* DATA PROVIDED *

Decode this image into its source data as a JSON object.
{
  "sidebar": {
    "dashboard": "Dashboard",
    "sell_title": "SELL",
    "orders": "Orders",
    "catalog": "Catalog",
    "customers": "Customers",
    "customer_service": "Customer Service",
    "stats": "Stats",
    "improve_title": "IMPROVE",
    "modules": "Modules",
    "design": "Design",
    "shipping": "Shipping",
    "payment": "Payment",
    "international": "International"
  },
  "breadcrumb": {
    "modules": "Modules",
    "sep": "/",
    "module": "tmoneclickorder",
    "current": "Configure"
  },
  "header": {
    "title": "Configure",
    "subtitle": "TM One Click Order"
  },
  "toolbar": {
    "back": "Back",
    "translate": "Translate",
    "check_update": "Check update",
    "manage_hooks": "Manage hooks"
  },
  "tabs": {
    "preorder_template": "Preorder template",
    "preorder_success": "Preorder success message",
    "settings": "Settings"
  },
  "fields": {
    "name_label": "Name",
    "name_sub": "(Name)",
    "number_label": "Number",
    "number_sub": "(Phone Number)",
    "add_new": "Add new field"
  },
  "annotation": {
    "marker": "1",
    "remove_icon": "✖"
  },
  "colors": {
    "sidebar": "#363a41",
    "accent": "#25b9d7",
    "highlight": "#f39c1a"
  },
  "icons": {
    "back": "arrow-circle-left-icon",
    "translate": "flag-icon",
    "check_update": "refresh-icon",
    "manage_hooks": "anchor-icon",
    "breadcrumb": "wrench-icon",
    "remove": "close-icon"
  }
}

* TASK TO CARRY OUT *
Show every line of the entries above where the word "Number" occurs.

* RESPONSE TO THIS EXERCISE *
    "number_label": "Number",
    "number_sub": "(Phone Number)",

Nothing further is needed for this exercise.